*** Opening of Input ***

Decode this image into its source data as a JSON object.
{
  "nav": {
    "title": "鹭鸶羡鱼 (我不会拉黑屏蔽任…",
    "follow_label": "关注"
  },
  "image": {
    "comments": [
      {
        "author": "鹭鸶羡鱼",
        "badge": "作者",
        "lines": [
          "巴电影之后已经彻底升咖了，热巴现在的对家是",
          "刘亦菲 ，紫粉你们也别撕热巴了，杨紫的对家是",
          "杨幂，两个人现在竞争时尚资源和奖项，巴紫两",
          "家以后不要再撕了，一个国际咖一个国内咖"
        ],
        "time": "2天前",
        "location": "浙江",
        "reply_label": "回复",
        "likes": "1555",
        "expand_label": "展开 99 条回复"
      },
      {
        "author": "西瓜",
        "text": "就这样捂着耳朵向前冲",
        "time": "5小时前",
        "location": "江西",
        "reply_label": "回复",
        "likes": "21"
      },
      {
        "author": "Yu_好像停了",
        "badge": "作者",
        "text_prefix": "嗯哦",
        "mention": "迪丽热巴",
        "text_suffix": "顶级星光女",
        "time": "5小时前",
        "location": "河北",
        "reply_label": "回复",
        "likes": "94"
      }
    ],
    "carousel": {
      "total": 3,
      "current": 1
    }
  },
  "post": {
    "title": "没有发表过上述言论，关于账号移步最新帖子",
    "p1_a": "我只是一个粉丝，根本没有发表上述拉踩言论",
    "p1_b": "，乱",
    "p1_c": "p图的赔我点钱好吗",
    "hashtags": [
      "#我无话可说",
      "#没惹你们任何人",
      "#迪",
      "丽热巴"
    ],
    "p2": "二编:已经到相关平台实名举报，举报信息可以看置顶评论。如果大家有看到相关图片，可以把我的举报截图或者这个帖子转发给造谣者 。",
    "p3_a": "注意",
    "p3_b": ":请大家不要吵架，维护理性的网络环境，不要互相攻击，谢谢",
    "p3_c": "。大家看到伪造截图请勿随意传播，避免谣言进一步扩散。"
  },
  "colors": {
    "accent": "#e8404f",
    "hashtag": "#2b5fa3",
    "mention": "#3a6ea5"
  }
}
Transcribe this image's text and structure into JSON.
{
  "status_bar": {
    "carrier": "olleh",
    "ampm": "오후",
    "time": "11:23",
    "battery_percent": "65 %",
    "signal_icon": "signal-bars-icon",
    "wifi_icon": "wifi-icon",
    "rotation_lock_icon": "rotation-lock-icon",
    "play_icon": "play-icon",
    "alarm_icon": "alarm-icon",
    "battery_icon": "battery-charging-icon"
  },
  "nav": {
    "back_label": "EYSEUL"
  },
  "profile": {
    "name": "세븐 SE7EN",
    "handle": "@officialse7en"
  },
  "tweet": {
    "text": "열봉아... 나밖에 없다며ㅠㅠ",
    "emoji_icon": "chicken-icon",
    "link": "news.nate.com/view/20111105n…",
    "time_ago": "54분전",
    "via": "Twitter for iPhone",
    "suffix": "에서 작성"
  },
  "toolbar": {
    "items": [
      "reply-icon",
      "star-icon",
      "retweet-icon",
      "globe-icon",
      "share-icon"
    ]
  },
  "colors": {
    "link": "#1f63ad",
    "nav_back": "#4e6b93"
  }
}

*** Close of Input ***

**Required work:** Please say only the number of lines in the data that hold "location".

**Final answer:** 3